I recently catalogued ten everyday and seemingly harmless activities that I do, and then researched their hygienic ups and downs. I urge you to follow along, see which activities you do, and then tally up your hygiene score. I think you might be surprised…
1) Put dirty laundry in the washing machine.
2) Prepare a ham sandwich.
3) Give/receive a high-five.
4) Turn on a light switch.
5) Wash your hands.
6) Clean the cat box using only your fingers.
7) Touch a friend’s face.
8) Pet the dog.
9) Hold hands with a stranger.
10) Become hospitalized.
Okay. Now, being honest, figure out your score using this key:
1) –3, 2) –1, 3) –6, 4) –5, 5) +10, 6) –15, 7) –9, 8) –4, 9) –11, 10) –31.
And, remember, if you’ve washed your hands more than once, you get points for each time. Also, if you have, say, cleaned more than one cat box with just your fingers, take away fifteen points for each time.
So… how did you score? Uh huh, I thought so.
The score for the last item, becoming hospitalized, may be something of a surprise to you. However, a recent article in The New York Times has highlighted the huge difference that increased sanitary conditions makes in cutting infection rates. Simple things like more frequent hand washing, glove wearing, and better isolating patients known to carry certain pathogens has cut infection rates in hospitals as much as 78 percent.

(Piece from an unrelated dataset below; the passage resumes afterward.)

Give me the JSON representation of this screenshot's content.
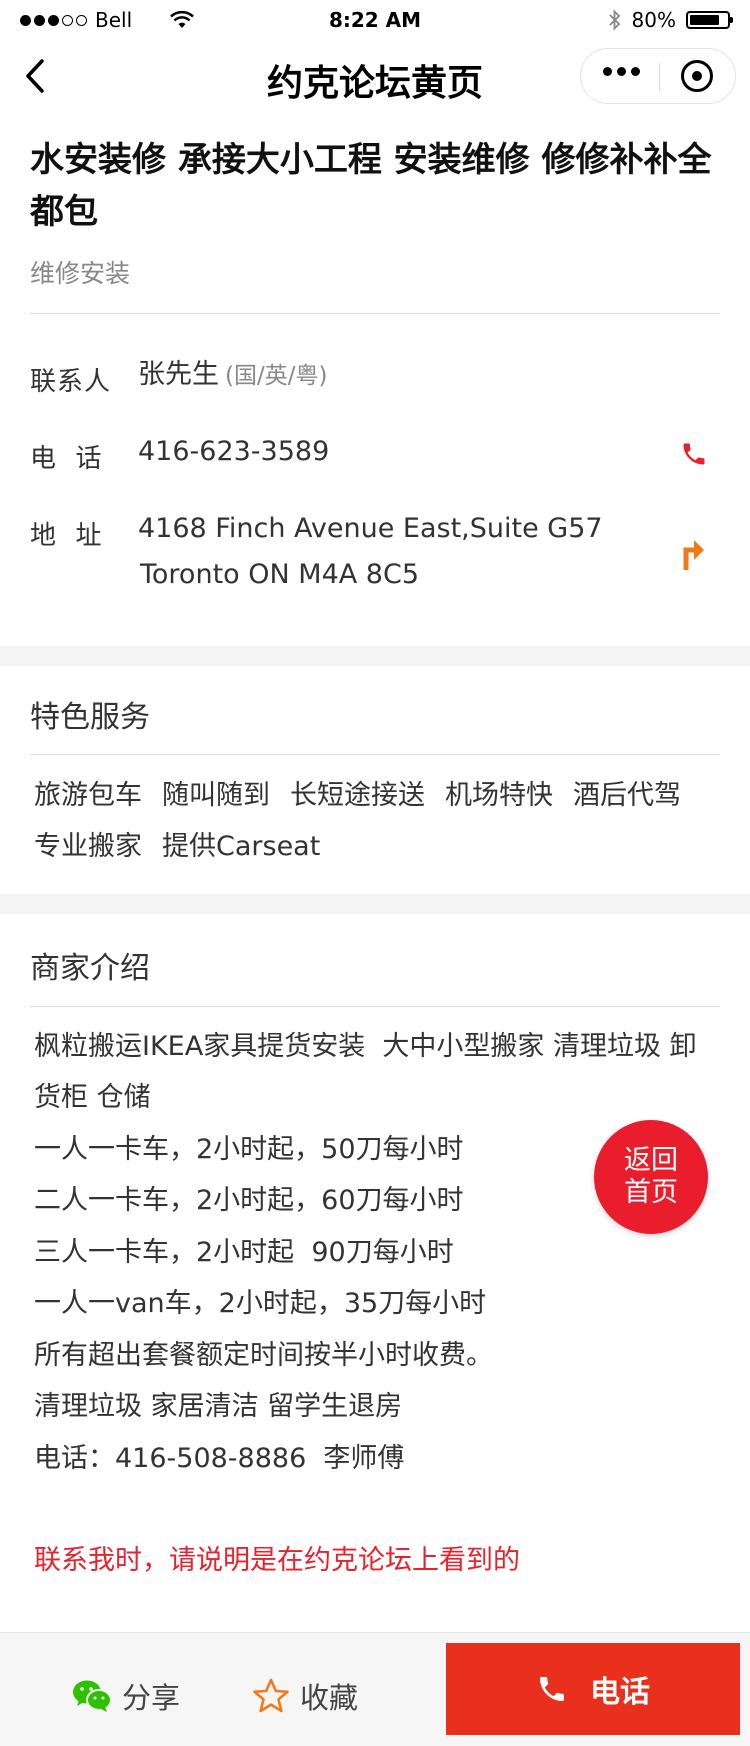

It seems obvious enough, although some hospital administrators are hesitant to commit to change, fearing the increased costs associated with some procedures, and citing the fact that isolated patients often receive less attention from hospital staff, and are more likely to suffer from falls, bedsores, and increased stress.
Dealing with infections acquired in the hospital, on the other hand, can be dangerous and extremely expensive. One of the main culprits is methicillin-resistant Staphylococcus aureus, or MRSA. MRSA can be carried into hospitals by patients who demonstrate no symptoms, and can be passed by unwashed hands. If MRSA gets into a wound, it can cause anything from a painful sore to a fatal infection. By screening patients as they enter care, though, MRSA has been all but eliminated in countries like The Netherlands and Finland. Some states in the US are required to test certain high-risk patients for bacterium like MRSA, but very few hospitals screen all incoming patients.
Should the government require hospitals to screen all patients for MRSA? It’s not cheap, but it would save lives and probably money in the long run.
And could you possible think of a better way to clean the litter box than my tried-and-true bare hands method? Honestly?